##### RECORDS PROVIDED #####

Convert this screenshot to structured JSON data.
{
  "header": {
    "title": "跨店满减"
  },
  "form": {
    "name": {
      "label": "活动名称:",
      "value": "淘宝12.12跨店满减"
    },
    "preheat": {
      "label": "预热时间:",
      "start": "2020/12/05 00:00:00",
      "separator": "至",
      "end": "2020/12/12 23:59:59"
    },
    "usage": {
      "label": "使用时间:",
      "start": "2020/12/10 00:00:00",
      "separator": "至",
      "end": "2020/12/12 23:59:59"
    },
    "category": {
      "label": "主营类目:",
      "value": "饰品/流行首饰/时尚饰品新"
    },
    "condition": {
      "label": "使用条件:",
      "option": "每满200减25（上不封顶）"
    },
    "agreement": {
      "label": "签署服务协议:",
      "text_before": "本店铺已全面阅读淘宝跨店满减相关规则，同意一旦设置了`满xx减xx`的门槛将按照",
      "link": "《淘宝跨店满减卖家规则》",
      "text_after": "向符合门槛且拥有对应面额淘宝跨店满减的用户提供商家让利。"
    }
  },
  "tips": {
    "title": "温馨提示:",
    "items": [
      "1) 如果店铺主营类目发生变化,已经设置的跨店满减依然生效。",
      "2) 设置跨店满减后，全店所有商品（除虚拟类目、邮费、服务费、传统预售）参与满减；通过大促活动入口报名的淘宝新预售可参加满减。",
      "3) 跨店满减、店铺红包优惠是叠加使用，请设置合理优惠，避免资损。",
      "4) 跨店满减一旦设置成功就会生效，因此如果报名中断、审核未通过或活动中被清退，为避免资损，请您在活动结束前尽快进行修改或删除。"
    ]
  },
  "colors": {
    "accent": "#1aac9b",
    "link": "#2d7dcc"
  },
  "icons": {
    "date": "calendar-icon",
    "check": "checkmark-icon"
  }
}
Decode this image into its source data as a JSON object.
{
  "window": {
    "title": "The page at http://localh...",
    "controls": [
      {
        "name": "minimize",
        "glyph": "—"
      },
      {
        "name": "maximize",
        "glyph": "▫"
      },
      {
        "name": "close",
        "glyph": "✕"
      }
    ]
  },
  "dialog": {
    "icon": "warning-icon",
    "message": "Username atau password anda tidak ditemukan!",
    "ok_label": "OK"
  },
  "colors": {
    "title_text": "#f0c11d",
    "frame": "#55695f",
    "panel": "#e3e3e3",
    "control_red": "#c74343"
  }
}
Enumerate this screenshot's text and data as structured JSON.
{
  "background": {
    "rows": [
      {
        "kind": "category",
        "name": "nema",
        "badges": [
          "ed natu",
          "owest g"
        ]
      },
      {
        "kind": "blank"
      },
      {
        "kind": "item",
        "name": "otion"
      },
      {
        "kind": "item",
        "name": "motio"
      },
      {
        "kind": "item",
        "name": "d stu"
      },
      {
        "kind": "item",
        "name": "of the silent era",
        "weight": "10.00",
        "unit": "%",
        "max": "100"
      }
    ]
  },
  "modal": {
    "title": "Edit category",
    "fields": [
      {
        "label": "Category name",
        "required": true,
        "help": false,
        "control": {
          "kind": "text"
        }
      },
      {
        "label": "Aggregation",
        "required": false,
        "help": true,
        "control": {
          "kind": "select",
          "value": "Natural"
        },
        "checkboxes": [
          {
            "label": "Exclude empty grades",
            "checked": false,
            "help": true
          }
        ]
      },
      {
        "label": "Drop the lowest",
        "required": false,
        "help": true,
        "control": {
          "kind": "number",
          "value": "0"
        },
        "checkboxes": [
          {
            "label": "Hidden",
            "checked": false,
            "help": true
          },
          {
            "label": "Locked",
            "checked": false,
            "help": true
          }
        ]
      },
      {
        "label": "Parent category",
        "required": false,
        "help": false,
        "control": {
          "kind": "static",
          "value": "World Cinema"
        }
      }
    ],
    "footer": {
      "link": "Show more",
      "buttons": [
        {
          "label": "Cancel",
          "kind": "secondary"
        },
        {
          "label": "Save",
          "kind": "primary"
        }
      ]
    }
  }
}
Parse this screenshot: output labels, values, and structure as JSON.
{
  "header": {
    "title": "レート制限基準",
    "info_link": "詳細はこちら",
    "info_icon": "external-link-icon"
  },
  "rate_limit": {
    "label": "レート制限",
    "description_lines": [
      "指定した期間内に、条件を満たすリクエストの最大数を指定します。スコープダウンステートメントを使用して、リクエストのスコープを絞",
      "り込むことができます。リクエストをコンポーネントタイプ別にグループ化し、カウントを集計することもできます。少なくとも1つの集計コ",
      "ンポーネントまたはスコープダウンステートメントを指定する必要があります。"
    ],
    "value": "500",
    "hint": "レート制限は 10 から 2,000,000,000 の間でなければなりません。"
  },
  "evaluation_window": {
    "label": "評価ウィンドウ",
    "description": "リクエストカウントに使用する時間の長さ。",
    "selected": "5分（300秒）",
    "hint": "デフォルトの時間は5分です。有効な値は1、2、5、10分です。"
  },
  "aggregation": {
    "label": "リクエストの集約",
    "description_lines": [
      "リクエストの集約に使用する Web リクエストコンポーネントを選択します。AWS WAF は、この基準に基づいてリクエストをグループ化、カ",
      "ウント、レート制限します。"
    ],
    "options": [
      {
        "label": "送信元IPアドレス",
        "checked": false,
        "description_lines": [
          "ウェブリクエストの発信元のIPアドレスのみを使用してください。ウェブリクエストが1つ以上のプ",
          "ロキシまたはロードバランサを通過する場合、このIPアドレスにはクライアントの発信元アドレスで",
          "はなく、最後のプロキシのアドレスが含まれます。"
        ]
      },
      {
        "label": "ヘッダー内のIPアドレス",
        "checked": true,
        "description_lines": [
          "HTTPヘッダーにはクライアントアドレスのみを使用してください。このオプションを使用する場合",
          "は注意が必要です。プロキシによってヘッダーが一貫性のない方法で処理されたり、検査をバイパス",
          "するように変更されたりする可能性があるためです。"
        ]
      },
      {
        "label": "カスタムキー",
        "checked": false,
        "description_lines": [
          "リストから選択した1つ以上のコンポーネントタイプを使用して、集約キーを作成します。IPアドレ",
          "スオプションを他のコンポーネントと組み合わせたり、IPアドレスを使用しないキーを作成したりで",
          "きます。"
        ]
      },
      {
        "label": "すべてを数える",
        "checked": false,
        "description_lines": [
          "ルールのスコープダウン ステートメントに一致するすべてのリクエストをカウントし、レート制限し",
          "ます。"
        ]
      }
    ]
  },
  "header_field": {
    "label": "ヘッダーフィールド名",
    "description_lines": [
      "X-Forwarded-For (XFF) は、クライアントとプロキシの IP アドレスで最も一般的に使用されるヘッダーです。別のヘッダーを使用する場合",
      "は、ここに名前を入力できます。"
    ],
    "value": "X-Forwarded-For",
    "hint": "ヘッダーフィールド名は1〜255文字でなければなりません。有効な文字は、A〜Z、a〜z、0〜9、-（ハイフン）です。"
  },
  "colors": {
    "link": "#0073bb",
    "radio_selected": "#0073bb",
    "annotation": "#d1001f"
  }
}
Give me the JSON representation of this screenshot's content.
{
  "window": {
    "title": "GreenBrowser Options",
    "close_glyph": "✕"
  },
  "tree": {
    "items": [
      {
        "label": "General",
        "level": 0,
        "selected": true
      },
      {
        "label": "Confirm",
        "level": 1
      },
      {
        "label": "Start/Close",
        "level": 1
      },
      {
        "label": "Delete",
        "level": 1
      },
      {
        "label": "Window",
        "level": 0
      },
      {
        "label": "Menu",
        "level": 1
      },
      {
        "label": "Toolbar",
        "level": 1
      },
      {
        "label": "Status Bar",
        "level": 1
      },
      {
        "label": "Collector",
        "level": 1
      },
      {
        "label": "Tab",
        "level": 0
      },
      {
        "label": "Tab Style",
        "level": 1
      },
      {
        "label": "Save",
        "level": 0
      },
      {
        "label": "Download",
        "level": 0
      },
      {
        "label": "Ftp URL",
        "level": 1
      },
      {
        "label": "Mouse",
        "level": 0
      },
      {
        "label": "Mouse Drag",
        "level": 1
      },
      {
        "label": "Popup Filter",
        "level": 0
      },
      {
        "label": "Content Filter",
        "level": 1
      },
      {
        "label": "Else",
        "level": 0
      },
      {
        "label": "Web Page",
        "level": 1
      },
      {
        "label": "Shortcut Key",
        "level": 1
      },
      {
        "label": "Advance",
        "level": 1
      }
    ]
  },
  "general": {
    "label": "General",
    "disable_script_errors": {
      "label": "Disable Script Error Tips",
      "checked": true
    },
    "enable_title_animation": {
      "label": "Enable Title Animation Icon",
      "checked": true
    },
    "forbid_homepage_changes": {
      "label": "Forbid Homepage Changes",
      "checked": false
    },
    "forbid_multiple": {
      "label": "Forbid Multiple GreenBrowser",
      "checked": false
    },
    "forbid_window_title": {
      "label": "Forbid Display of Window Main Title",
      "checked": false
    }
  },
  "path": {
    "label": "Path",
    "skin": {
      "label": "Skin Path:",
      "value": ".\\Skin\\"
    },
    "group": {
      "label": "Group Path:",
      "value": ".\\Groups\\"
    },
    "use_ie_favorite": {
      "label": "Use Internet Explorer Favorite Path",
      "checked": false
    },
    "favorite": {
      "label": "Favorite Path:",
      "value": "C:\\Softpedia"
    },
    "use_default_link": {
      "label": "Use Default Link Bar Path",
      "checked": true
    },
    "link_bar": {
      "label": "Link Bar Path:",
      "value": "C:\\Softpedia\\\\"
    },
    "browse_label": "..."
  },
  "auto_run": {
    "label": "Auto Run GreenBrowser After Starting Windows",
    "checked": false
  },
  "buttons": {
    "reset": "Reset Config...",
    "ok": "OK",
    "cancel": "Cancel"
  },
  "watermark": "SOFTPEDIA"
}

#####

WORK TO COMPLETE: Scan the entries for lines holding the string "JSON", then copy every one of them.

YOUR RESPONSE:
Convert this screenshot to structured JSON data.
Decode this image into its source data as a JSON object.
Enumerate this screenshot's text and data as structured JSON.
Parse this screenshot: output labels, values, and structure as JSON.
Give me the JSON representation of this screenshot's content.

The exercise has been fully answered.